• [Your task]: What must be handed in is the entire listing, exactly as written, with no pictures.

• [Source material]:
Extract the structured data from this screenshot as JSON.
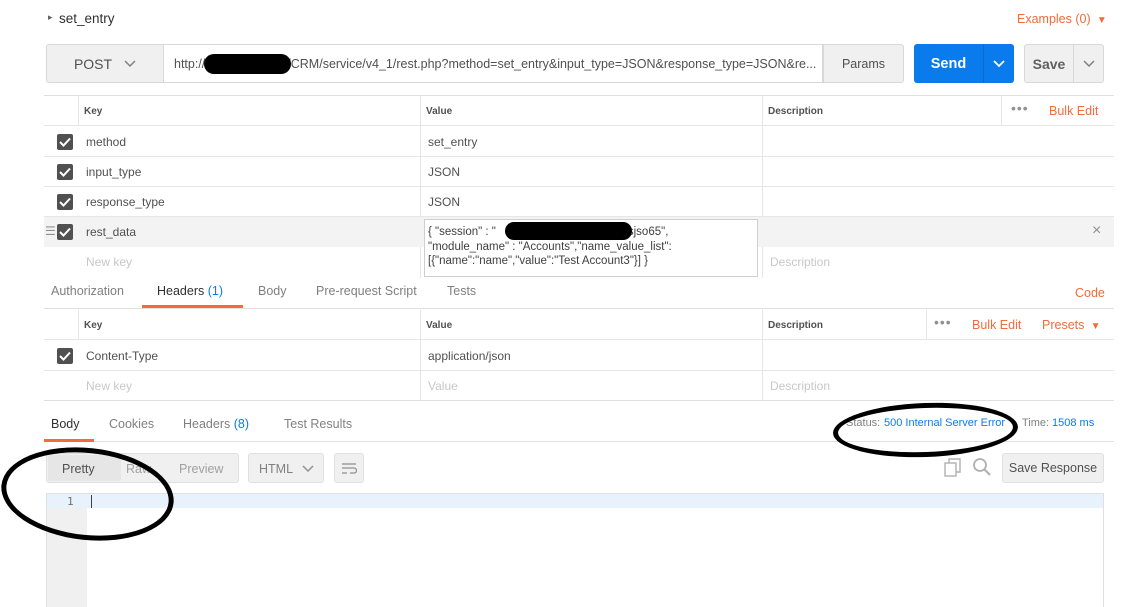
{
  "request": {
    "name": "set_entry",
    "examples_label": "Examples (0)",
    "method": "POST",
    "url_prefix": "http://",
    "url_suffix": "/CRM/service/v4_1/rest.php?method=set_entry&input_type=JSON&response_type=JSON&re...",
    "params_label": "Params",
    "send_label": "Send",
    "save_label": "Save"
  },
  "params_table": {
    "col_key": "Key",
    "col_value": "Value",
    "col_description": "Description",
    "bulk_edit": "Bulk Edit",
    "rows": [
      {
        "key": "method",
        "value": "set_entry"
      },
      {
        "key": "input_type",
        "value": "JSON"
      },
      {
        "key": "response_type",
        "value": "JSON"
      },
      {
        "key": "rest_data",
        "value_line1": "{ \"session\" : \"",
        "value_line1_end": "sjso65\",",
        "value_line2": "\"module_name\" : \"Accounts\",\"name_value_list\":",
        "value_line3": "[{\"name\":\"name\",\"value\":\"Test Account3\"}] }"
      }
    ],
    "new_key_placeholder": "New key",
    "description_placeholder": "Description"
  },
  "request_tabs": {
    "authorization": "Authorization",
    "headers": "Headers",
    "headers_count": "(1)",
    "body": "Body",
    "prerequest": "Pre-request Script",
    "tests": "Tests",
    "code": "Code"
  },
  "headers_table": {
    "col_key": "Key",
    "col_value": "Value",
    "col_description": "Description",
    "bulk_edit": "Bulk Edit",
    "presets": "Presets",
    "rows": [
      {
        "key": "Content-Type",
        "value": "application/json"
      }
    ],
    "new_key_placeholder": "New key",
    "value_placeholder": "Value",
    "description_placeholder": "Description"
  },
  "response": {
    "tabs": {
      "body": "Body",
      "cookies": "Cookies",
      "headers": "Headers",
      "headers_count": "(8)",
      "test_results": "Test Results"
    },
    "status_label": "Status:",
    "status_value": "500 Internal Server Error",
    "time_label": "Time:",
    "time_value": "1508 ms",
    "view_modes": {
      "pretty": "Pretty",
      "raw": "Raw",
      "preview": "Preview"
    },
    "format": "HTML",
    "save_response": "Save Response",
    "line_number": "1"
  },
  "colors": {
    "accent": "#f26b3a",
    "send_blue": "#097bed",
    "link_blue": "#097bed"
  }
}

• [Answer section]:
Extract the structured data from this screenshot as JSON.
{
  "request": {
    "name": "set_entry",
    "examples_label": "Examples (0)",
    "method": "POST",
    "url_prefix": "http://",
    "url_suffix": "/CRM/service/v4_1/rest.php?method=set_entry&input_type=JSON&response_type=JSON&re...",
    "params_label": "Params",
    "send_label": "Send",
    "save_label": "Save"
  },
  "params_table": {
    "col_key": "Key",
    "col_value": "Value",
    "col_description": "Description",
    "bulk_edit": "Bulk Edit",
    "rows": [
      {
        "key": "method",
        "value": "set_entry"
      },
      {
        "key": "input_type",
        "value": "JSON"
      },
      {
        "key": "response_type",
        "value": "JSON"
      },
      {
        "key": "rest_data",
        "value_line1": "{ \"session\" : \"",
        "value_line1_end": "sjso65\",",
        "value_line2": "\"module_name\" : \"Accounts\",\"name_value_list\":",
        "value_line3": "[{\"name\":\"name\",\"value\":\"Test Account3\"}] }"
      }
    ],
    "new_key_placeholder": "New key",
    "description_placeholder": "Description"
  },
  "request_tabs": {
    "authorization": "Authorization",
    "headers": "Headers",
    "headers_count": "(1)",
    "body": "Body",
    "prerequest": "Pre-request Script",
    "tests": "Tests",
    "code": "Code"
  },
  "headers_table": {
    "col_key": "Key",
    "col_value": "Value",
    "col_description": "Description",
    "bulk_edit": "Bulk Edit",
    "presets": "Presets",
    "rows": [
      {
        "key": "Content-Type",
        "value": "application/json"
      }
    ],
    "new_key_placeholder": "New key",
    "value_placeholder": "Value",
    "description_placeholder": "Description"
  },
  "response": {
    "tabs": {
      "body": "Body",
      "cookies": "Cookies",
      "headers": "Headers",
      "headers_count": "(8)",
      "test_results": "Test Results"
    },
    "status_label": "Status:",
    "status_value": "500 Internal Server Error",
    "time_label": "Time:",
    "time_value": "1508 ms",
    "view_modes": {
      "pretty": "Pretty",
      "raw": "Raw",
      "preview": "Preview"
    },
    "format": "HTML",
    "save_response": "Save Response",
    "line_number": "1"
  },
  "colors": {
    "accent": "#f26b3a",
    "send_blue": "#097bed",
    "link_blue": "#097bed"
  }
}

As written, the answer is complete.